(Beginning of RECORDS FOR THIS EXERCISE)
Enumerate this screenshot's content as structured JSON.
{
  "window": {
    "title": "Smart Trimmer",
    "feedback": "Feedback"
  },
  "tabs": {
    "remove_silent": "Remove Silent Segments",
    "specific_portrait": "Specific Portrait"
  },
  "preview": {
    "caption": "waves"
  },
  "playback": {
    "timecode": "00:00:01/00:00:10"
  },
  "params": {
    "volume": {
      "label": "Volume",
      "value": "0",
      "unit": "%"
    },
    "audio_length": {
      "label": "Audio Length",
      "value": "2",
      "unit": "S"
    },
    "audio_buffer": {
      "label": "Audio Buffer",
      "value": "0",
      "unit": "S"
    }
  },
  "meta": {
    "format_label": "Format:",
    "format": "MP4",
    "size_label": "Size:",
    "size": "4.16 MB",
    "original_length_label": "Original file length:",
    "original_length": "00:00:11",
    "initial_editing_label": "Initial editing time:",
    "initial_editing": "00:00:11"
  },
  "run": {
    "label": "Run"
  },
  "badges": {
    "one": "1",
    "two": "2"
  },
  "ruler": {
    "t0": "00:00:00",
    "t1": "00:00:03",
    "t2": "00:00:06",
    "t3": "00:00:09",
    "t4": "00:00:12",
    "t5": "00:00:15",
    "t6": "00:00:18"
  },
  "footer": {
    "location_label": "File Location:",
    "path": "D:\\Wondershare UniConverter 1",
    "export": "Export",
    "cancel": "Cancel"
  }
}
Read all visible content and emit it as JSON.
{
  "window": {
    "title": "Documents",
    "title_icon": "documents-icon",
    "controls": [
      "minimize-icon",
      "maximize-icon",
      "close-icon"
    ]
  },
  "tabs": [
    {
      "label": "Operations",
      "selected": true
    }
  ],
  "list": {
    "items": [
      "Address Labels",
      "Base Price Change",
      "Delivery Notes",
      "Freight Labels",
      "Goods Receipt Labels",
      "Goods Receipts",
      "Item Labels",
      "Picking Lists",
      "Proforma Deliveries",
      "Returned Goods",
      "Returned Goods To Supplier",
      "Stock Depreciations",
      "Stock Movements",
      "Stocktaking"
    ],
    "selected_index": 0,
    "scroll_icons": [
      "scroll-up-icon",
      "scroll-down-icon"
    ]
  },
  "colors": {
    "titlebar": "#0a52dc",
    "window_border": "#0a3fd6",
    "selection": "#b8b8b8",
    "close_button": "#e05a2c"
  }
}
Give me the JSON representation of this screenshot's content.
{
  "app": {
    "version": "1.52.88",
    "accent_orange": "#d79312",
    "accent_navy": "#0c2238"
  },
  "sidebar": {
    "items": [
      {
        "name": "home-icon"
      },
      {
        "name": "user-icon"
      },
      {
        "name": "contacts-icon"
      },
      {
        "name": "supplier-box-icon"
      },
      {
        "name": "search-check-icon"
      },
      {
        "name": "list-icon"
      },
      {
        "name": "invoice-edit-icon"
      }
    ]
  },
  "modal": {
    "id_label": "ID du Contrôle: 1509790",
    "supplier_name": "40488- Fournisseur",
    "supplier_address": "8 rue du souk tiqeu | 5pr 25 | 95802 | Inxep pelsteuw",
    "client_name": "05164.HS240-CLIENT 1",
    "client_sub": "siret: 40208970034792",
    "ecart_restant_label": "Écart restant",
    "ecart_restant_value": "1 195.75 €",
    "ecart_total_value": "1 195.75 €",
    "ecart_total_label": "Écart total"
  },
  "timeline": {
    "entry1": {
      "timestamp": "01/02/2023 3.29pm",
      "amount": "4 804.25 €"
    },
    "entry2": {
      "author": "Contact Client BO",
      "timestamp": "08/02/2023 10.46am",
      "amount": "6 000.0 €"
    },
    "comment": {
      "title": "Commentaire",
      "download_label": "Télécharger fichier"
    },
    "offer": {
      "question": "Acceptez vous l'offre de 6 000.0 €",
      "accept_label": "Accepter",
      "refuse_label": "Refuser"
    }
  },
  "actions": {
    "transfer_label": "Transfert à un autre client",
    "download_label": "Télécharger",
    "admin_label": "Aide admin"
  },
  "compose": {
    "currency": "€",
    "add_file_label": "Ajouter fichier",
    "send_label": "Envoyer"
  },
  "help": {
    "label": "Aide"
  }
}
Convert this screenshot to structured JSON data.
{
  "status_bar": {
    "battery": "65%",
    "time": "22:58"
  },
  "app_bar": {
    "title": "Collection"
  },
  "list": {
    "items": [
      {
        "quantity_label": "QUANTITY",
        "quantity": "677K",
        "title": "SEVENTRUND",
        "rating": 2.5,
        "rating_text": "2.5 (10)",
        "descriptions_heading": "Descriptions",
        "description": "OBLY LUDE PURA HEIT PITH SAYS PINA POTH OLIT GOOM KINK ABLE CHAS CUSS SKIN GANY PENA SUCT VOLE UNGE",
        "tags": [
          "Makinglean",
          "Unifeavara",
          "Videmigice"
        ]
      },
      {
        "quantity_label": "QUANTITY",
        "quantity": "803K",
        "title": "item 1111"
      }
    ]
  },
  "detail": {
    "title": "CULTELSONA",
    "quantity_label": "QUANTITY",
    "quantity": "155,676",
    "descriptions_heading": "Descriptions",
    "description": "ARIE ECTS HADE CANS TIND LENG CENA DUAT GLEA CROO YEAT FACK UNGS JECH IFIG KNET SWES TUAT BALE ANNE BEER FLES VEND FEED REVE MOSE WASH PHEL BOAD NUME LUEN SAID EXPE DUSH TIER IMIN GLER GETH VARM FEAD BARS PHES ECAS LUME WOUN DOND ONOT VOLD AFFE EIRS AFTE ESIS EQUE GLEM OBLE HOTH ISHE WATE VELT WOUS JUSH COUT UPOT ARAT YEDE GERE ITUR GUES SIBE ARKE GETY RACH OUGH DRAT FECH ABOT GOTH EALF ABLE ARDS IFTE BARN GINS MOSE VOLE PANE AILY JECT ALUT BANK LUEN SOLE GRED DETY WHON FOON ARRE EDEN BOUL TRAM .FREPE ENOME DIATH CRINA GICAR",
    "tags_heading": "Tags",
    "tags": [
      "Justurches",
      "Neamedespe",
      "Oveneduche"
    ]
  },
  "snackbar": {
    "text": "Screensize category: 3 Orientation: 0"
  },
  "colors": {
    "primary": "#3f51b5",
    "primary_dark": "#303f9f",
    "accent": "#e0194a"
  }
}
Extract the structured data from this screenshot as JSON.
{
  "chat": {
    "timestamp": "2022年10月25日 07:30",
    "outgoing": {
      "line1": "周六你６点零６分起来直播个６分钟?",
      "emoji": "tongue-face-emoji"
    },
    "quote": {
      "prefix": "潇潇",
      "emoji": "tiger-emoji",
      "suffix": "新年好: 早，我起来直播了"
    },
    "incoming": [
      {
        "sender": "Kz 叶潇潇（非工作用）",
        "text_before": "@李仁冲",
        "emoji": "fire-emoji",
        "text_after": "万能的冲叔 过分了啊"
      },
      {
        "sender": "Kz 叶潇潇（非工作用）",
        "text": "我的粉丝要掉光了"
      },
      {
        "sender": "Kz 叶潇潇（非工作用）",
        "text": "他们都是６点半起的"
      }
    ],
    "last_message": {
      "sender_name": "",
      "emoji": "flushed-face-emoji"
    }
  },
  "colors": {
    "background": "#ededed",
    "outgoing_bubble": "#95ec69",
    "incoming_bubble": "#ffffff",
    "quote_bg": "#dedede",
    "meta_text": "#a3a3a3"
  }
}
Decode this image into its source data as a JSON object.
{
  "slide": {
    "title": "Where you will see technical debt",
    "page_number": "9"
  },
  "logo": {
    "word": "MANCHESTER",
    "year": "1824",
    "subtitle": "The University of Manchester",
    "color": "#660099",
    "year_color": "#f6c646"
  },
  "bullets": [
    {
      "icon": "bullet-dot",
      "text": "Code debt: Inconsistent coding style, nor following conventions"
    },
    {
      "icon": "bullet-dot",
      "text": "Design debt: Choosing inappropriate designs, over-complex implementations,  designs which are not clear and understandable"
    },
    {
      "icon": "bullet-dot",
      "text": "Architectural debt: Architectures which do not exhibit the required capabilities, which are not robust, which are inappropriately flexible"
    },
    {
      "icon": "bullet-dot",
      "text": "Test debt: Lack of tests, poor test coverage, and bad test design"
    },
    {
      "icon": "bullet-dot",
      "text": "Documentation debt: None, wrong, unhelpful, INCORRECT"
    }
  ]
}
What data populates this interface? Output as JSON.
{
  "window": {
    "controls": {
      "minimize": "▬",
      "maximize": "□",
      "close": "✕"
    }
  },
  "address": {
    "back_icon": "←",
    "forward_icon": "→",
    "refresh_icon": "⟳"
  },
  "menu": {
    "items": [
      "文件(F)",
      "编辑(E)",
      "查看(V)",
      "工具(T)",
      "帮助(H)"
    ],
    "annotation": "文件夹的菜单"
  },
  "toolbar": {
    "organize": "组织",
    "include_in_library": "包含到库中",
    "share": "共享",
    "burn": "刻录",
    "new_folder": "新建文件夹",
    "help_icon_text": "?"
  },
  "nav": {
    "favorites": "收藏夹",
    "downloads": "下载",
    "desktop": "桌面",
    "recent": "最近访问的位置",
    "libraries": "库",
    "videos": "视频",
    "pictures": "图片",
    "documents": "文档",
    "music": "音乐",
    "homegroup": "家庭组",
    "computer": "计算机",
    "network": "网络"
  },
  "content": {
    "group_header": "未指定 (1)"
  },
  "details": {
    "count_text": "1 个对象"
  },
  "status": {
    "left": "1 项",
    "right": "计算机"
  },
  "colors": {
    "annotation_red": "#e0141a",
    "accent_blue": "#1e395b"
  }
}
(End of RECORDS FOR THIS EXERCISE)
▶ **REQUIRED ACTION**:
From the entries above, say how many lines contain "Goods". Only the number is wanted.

▶ **RESULT OF THE EXERCISE**:
4